_Problem_: Each line containing the word "content" must be copied from the material below.

----------------------------------------

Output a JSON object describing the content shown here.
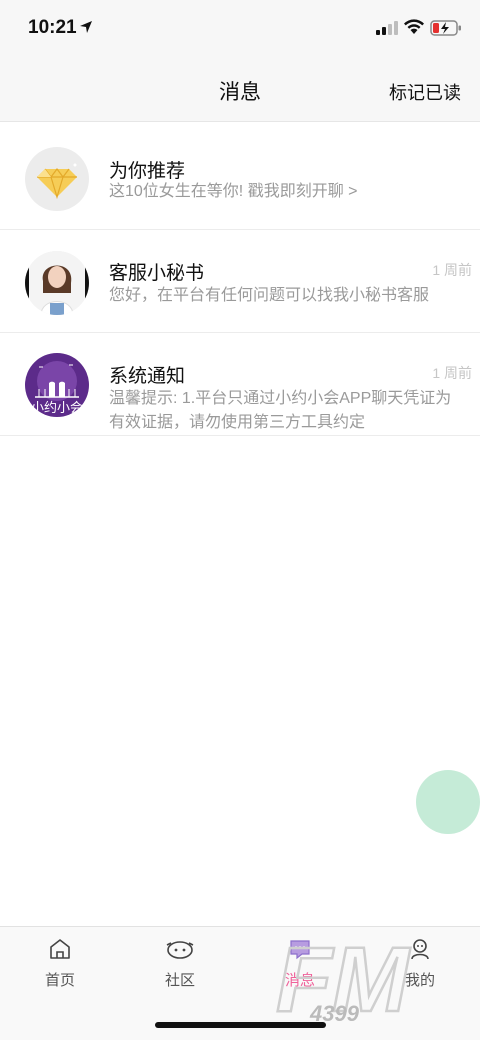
{
  "status_bar": {
    "time": "10:21"
  },
  "nav": {
    "title": "消息",
    "mark_read": "标记已读"
  },
  "messages": [
    {
      "name": "为你推荐",
      "preview": "这10位女生在等你! 戳我即刻开聊 >",
      "time": ""
    },
    {
      "name": "客服小秘书",
      "preview": "您好，在平台有任何问题可以找我小秘书客服",
      "time": "1 周前"
    },
    {
      "name": "系统通知",
      "preview": "温馨提示: 1.平台只通过小约小会APP聊天凭证为有效证据，请勿使用第三方工具约定",
      "time": "1 周前"
    }
  ],
  "system_avatar_text": "小约小会",
  "tabs": [
    {
      "label": "首页",
      "icon": "home-icon"
    },
    {
      "label": "社区",
      "icon": "community-icon"
    },
    {
      "label": "消息",
      "icon": "message-icon",
      "active": true
    },
    {
      "label": "我的",
      "icon": "profile-icon"
    }
  ],
  "watermark": {
    "text": "FM",
    "sub": "4399"
  },
  "colors": {
    "accent": "#f0619a",
    "float_button": "#c5ebd7",
    "muted": "#9a9a9a"
  }
}
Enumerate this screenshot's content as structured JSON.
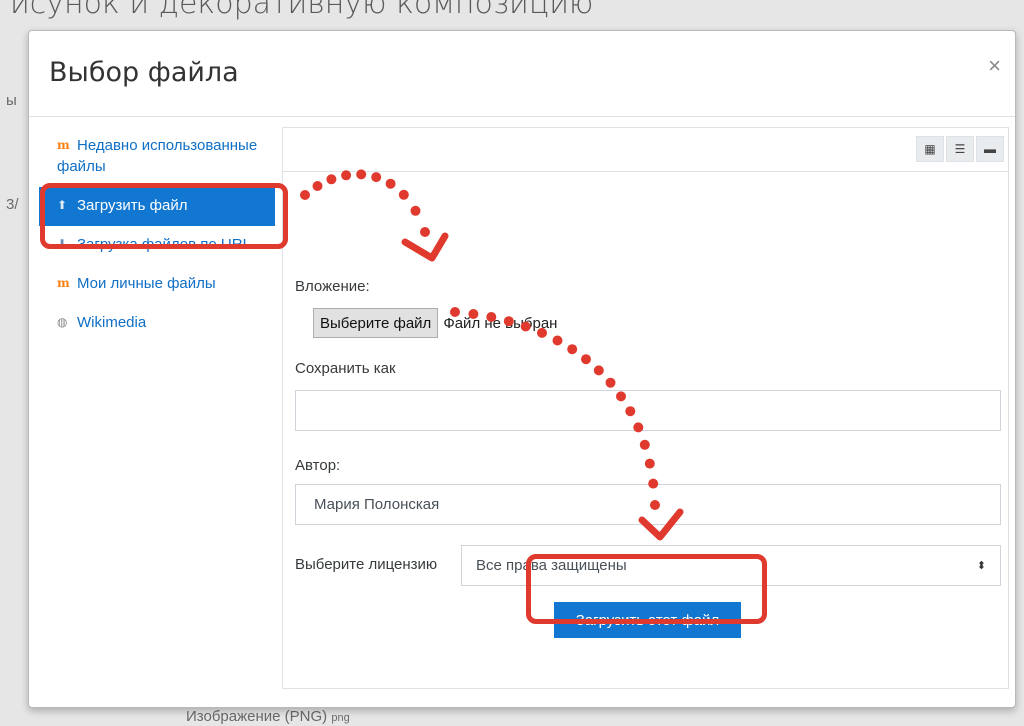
{
  "background": {
    "heading": "исунок и декоративную композицию",
    "frag_1": "ы",
    "frag_2": "3/",
    "footer_text": "Изображение (PNG)",
    "footer_ext": "png"
  },
  "dialog": {
    "title": "Выбор файла",
    "close_glyph": "×"
  },
  "repositories": [
    {
      "label": "Недавно использованные файлы",
      "icon": "moodle-icon",
      "glyph": "m",
      "active": false
    },
    {
      "label": "Загрузить файл",
      "icon": "upload-icon",
      "glyph": "⬆",
      "active": true
    },
    {
      "label": "Загрузка файлов по URL",
      "icon": "url-download-icon",
      "glyph": "⬇",
      "active": false
    },
    {
      "label": "Мои личные файлы",
      "icon": "moodle-icon",
      "glyph": "m",
      "active": false
    },
    {
      "label": "Wikimedia",
      "icon": "wikimedia-icon",
      "glyph": "◍",
      "active": false
    }
  ],
  "toolbar": {
    "grid_view_glyph": "▦",
    "list_view_glyph": "☰",
    "tree_view_glyph": "▬"
  },
  "form": {
    "attachment_label": "Вложение:",
    "choose_file_button": "Выберите файл",
    "file_status": "Файл не выбран",
    "save_as_label": "Сохранить как",
    "save_as_value": "",
    "author_label": "Автор:",
    "author_value": "Мария Полонская",
    "license_label": "Выберите лицензию",
    "license_value": "Все права защищены",
    "license_caret": "⬍",
    "upload_button": "Загрузить этот файл"
  },
  "colors": {
    "accent": "#1177d1",
    "link": "#0f6fc5",
    "annotation": "#e03a2e"
  }
}
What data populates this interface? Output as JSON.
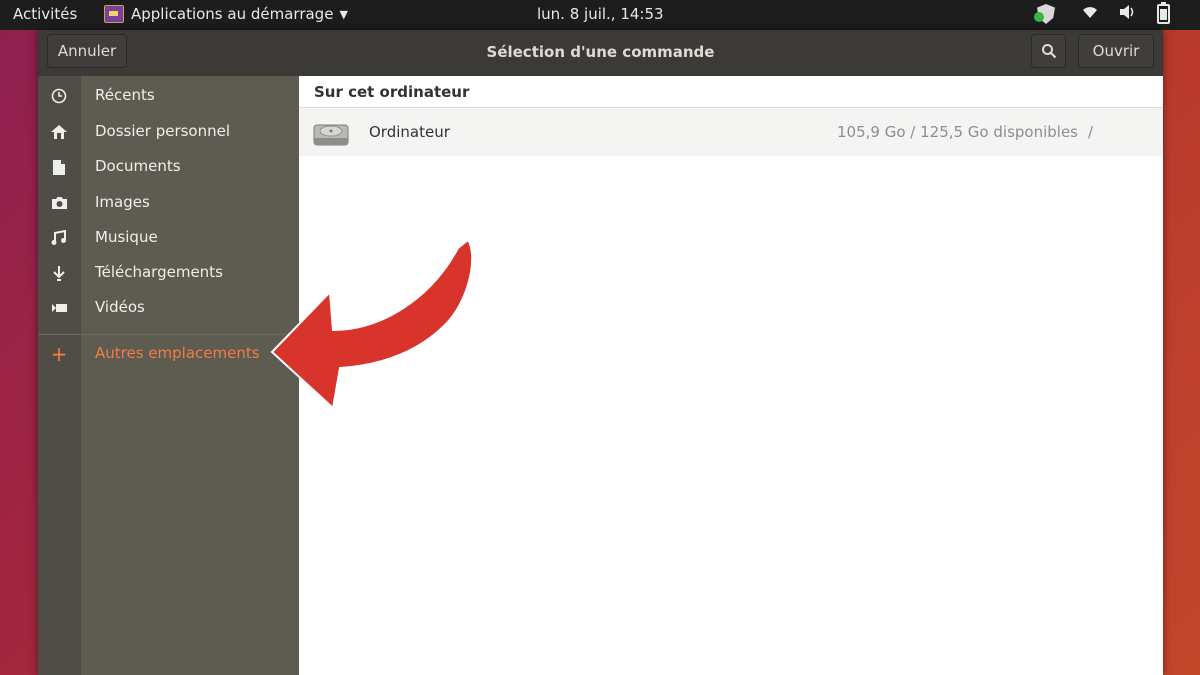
{
  "topbar": {
    "activities": "Activités",
    "app_name": "Applications au démarrage",
    "clock": "lun.  8 juil., 14:53"
  },
  "dialog": {
    "cancel_label": "Annuler",
    "title": "Sélection d'une commande",
    "open_label": "Ouvrir"
  },
  "sidebar": {
    "items": [
      {
        "label": "Récents",
        "icon": "clock-icon"
      },
      {
        "label": "Dossier personnel",
        "icon": "home-icon"
      },
      {
        "label": "Documents",
        "icon": "document-icon"
      },
      {
        "label": "Images",
        "icon": "camera-icon"
      },
      {
        "label": "Musique",
        "icon": "music-icon"
      },
      {
        "label": "Téléchargements",
        "icon": "download-icon"
      },
      {
        "label": "Vidéos",
        "icon": "video-icon"
      }
    ],
    "other_locations": {
      "label": "Autres emplacements",
      "icon": "plus-icon",
      "color": "#f37c47"
    }
  },
  "main": {
    "section_title": "Sur cet ordinateur",
    "rows": [
      {
        "name": "Ordinateur",
        "space": "105,9 Go / 125,5 Go disponibles",
        "path": "/"
      }
    ]
  },
  "annotation": {
    "arrow_color": "#d8342b"
  }
}
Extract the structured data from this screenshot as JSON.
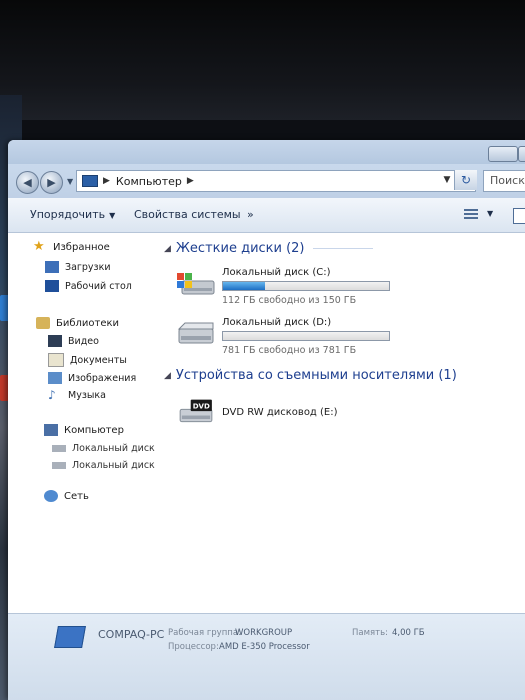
{
  "window": {
    "breadcrumb": "Компьютер",
    "search_placeholder": "Поиск: К"
  },
  "toolbar": {
    "organize": "Упорядочить",
    "system_properties": "Свойства системы",
    "more": "»"
  },
  "sidebar": {
    "favorites": {
      "label": "Избранное",
      "items": [
        {
          "label": "Загрузки"
        },
        {
          "label": "Рабочий стол"
        }
      ]
    },
    "libraries": {
      "label": "Библиотеки",
      "items": [
        {
          "label": "Видео"
        },
        {
          "label": "Документы"
        },
        {
          "label": "Изображения"
        },
        {
          "label": "Музыка"
        }
      ]
    },
    "computer": {
      "label": "Компьютер",
      "items": [
        {
          "label": "Локальный диск (С"
        },
        {
          "label": "Локальный диск (D"
        }
      ]
    },
    "network": {
      "label": "Сеть"
    }
  },
  "content": {
    "hard_drives": {
      "header": "Жесткие диски (2)",
      "drives": [
        {
          "name": "Локальный диск (C:)",
          "free_text": "112 ГБ свободно из 150 ГБ",
          "used_fraction": 0.25,
          "icon": "windows-drive-icon"
        },
        {
          "name": "Локальный диск (D:)",
          "free_text": "781 ГБ свободно из 781 ГБ",
          "used_fraction": 0.0,
          "icon": "hard-drive-icon"
        }
      ]
    },
    "removable": {
      "header": "Устройства со съемными носителями (1)",
      "devices": [
        {
          "name": "DVD RW дисковод (E:)",
          "icon": "dvd-drive-icon",
          "icon_text": "DVD"
        }
      ]
    }
  },
  "details": {
    "computer_name": "COMPAQ-PC",
    "workgroup_label": "Рабочая группа:",
    "workgroup_value": "WORKGROUP",
    "memory_label": "Память:",
    "memory_value": "4,00 ГБ",
    "processor_label": "Процессор:",
    "processor_value": "AMD E-350 Processor"
  },
  "colors": {
    "accent": "#1e3f8f",
    "bar_fill": "#1e6fc4"
  }
}
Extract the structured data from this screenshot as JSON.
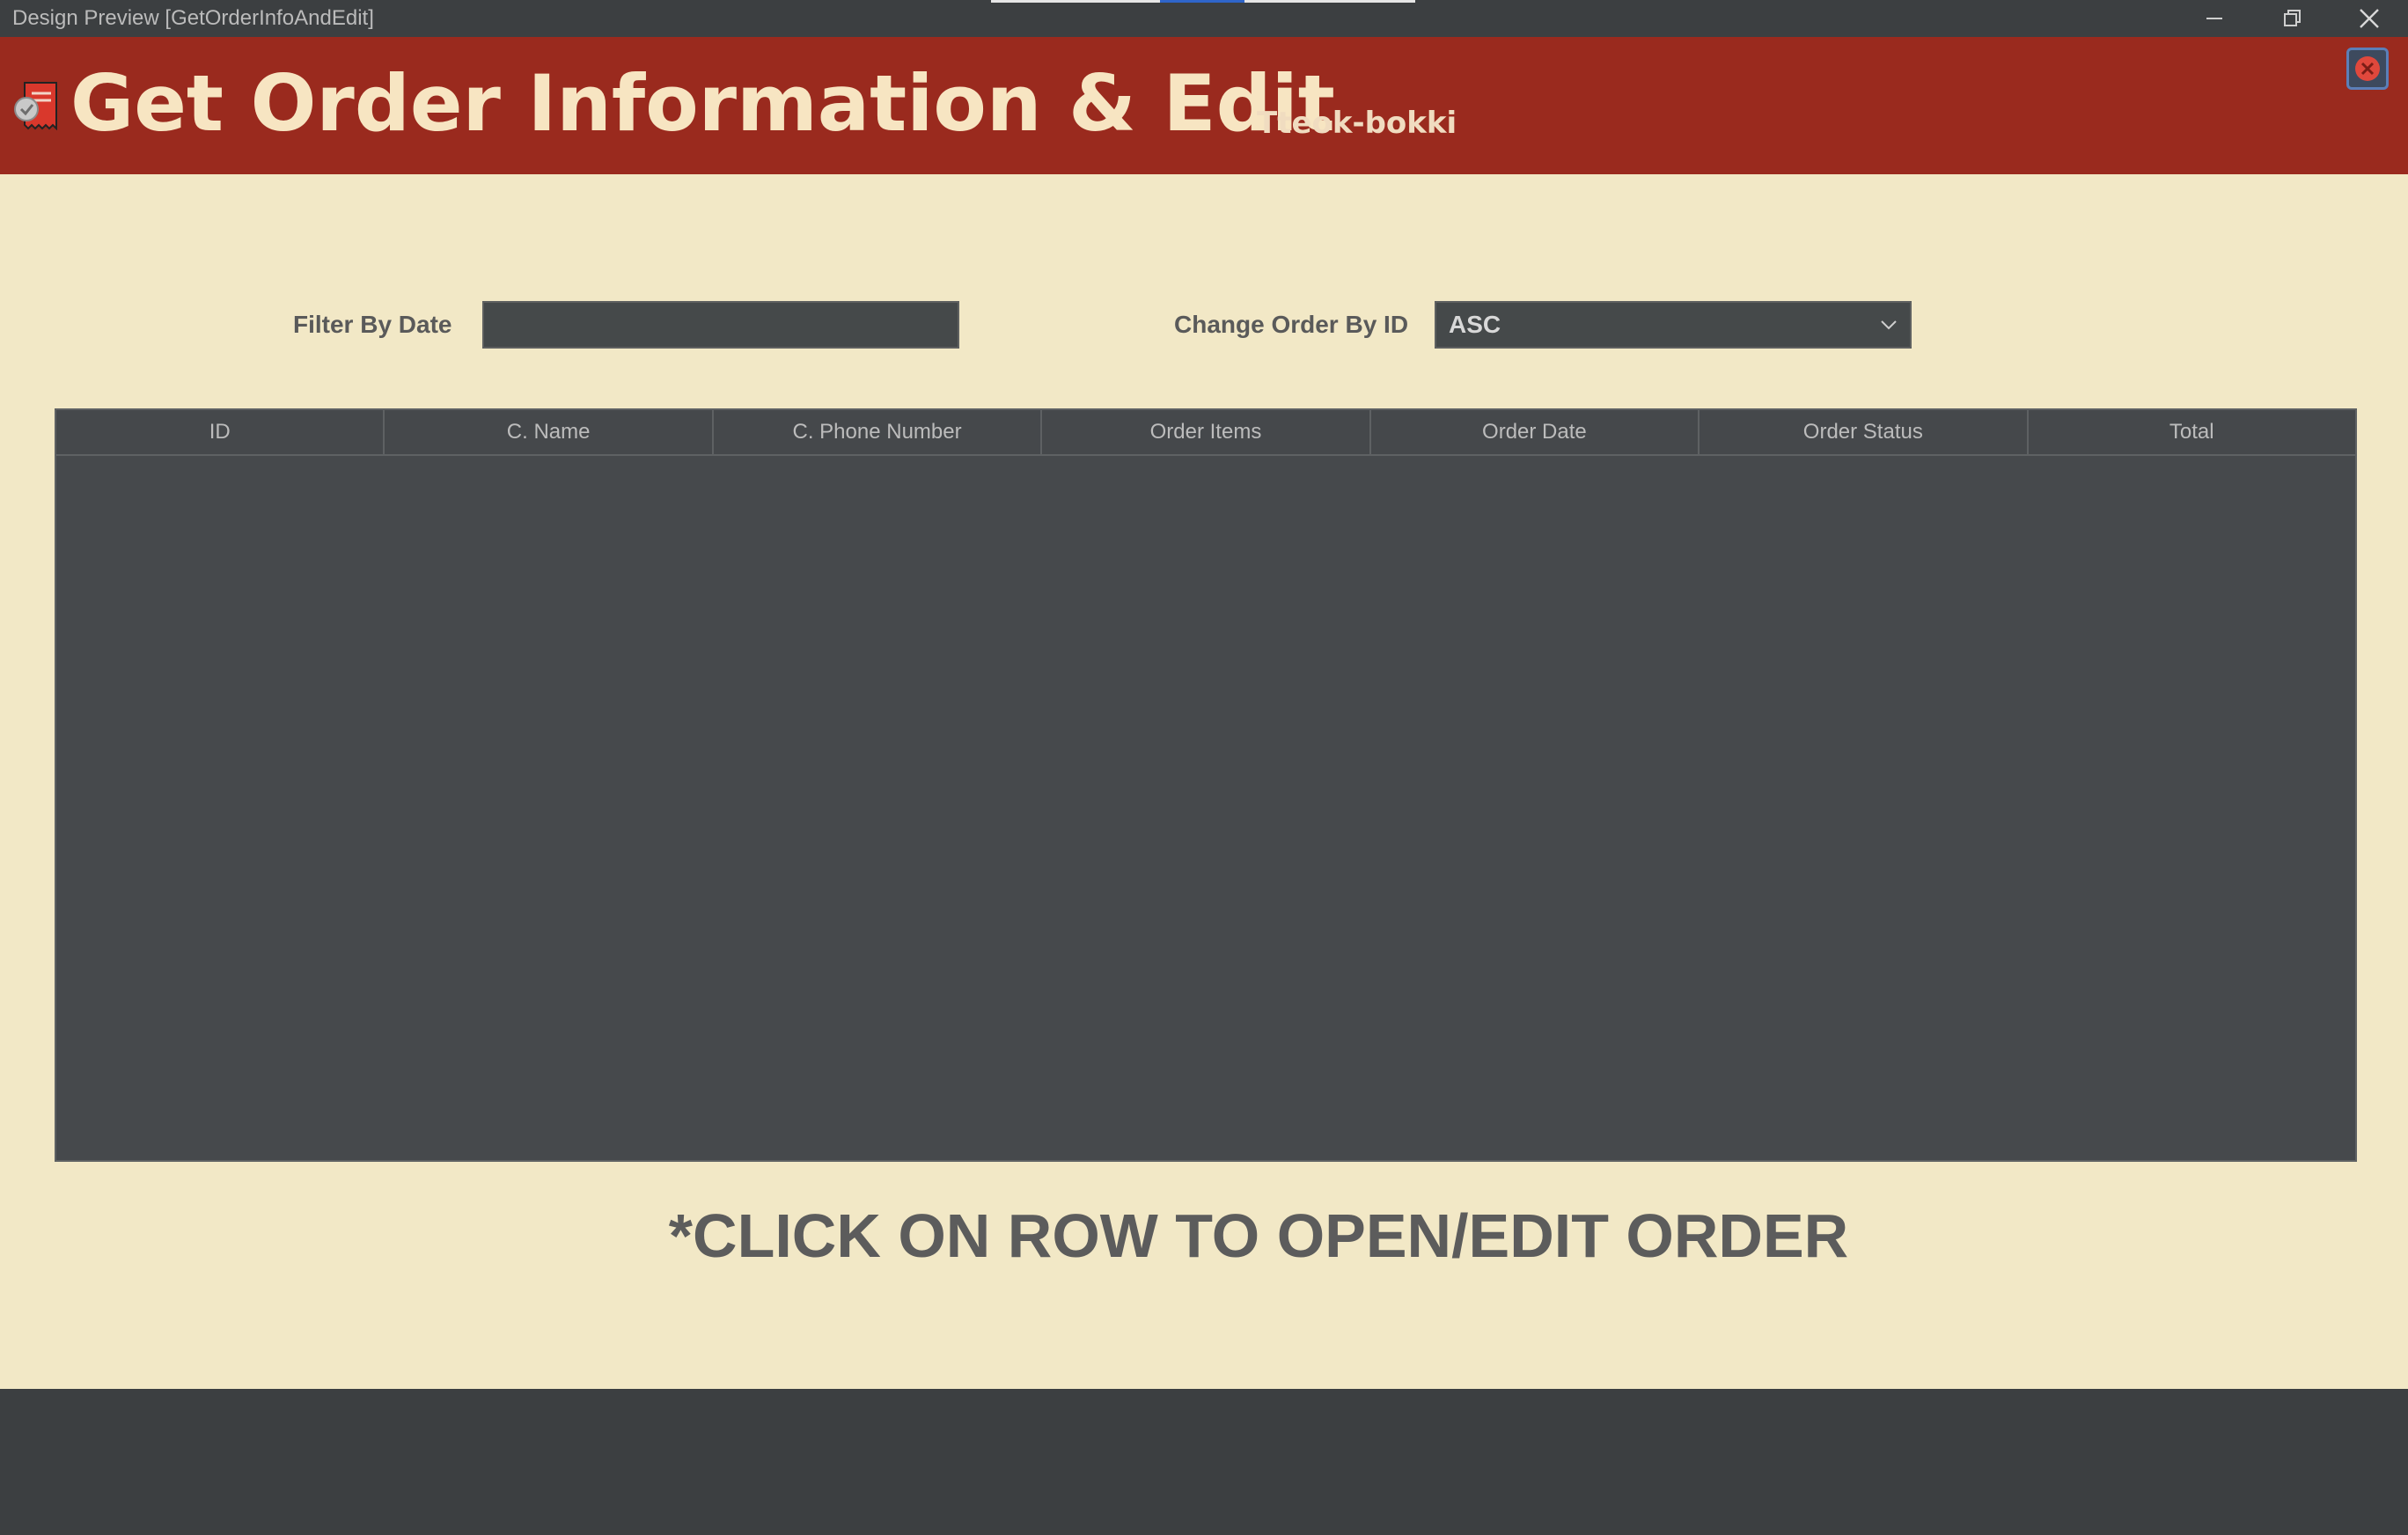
{
  "window": {
    "title": "Design Preview [GetOrderInfoAndEdit]",
    "controls": [
      "minimize",
      "restore",
      "close"
    ]
  },
  "header": {
    "title": "Get Order Information & Edit",
    "subtitle": "Tteok-bokki",
    "icon": "order-receipt-icon",
    "close_icon": "close-circle-icon",
    "colors": {
      "background": "#9a2a1e",
      "title": "#f7e5c2"
    }
  },
  "filters": {
    "date_label": "Filter By Date",
    "date_value": "",
    "order_label": "Change Order By ID",
    "order_selected": "ASC"
  },
  "table": {
    "columns": [
      "ID",
      "C. Name",
      "C. Phone Number",
      "Order Items",
      "Order Date",
      "Order Status",
      "Total"
    ],
    "rows": []
  },
  "hint": "*CLICK ON ROW TO OPEN/EDIT ORDER",
  "colors": {
    "body_background": "#f2e8c6",
    "table_background": "#46494c"
  }
}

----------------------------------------

_Result of the task_:
Output a JSON object describing the content shown here.
Enumerate this screenshot's content as structured JSON.
  "content": {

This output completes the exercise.